In recent clinical trials, oral APX3330, a drug developed by Ocuphire Pharma, has shown significant promise in slowing the progression of diabetic retinopathy. These results were presented at the virtual Angiogenesis, Exudation and Degeneration 2024 conference, sparking hope for a potential breakthrough in treating a condition that affects millions of people worldwide.
The ZETA-1 Phase 2 Trial
The ZETA-1 phase 2 trial was designed to investigate the effectiveness and safety of oral APX3330 in patients with moderately severe to severe nonproliferative diabetic retinopathy (NPDR) or mild proliferative diabetic retinopathy. This trial enrolled 103 adults, and patient eligibility was assessed using the Diabetic Retinopathy Severity Scale (DRSS).
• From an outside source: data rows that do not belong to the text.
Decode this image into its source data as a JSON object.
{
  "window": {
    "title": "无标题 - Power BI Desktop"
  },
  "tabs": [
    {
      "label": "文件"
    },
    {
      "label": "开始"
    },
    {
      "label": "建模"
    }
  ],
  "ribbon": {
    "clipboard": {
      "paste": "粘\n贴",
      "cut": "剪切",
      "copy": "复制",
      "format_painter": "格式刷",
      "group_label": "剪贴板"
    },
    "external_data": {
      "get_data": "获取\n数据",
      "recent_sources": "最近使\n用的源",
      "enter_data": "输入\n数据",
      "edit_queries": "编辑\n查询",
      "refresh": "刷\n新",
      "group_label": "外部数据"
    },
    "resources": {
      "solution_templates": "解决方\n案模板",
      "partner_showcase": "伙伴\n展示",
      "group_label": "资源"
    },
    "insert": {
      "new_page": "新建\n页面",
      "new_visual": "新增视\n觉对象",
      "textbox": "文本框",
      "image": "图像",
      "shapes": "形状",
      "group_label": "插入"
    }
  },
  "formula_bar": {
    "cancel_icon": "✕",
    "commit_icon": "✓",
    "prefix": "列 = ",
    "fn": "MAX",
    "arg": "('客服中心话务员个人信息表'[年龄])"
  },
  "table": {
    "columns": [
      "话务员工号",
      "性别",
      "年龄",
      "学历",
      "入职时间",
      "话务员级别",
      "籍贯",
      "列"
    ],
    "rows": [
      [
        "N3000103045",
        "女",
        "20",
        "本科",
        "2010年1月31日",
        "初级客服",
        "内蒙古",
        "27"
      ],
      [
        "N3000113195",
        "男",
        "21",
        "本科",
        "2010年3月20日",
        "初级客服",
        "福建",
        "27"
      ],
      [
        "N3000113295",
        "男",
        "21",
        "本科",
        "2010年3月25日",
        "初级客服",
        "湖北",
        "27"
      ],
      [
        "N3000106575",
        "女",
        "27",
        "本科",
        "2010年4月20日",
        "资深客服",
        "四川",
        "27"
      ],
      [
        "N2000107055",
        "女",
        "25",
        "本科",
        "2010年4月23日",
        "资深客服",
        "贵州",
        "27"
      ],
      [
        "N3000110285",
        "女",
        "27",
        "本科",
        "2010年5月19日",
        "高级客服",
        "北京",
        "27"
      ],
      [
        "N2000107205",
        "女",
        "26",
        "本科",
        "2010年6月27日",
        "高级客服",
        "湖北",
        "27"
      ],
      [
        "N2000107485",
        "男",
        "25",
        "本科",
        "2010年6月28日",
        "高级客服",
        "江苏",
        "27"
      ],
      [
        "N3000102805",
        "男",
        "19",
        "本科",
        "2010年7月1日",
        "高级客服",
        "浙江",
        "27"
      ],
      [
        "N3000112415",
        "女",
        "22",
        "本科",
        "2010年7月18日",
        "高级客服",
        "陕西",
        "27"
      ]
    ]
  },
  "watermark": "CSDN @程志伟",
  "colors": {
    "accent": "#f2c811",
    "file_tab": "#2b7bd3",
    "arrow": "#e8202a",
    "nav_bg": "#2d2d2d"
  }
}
One of the primary outcomes of interest was at least a two-step improvement on the DRSS at week 24. The results were highly encouraging. Only 5% of patients treated with APX3330 had at least a three-step DRSS worsening compared with 13% of those treated with a placebo.
Reduced Progression and Visual Acuity Loss
APX3330 also demonstrated significant potential in reducing the progression of diabetic retinopathy. The trial showed that a lower percentage of patients developed proliferative diabetic retinopathy over the study period when treated with APX3330 compared to placebo. Additionally, fewer patients treated with APX3330 lost visual acuity compared with those treated with placebo.
Safety of APX3330
Importantly, APX3330 showcased a favorable safety profile during the trial. The adverse events were limited and mostly mild in severity, similar to or fewer than those with placebo. This positive safety profile enhances the drug’s potential as a viable treatment option for patients.
Next Steps for APX3330
With the promising results of the ZETA-1 phase 2 trial, Ocuphire Pharma is planning to move forward with this potent treatment option. The company has indicated its intention to submit a special protocol assessment to initiate a phase 3 trial. This next phase will serve as a crucial step in determining whether APX3330 can proceed towards regulatory approval and ultimately become a new treatment option for patients with NPDR.
Diabetic retinopathy is a serious condition that can lead to blindness if not managed effectively. The promising results of APX3330 in the ZETA-1 phase 2 trial offer a glimmer of hope for those affected by the disease. If the upcoming phase 3 trials prove successful, APX3330 could become an essential tool in the fight against the progression of diabetic retinopathy, potentially improving the quality of life for millions of patients worldwide.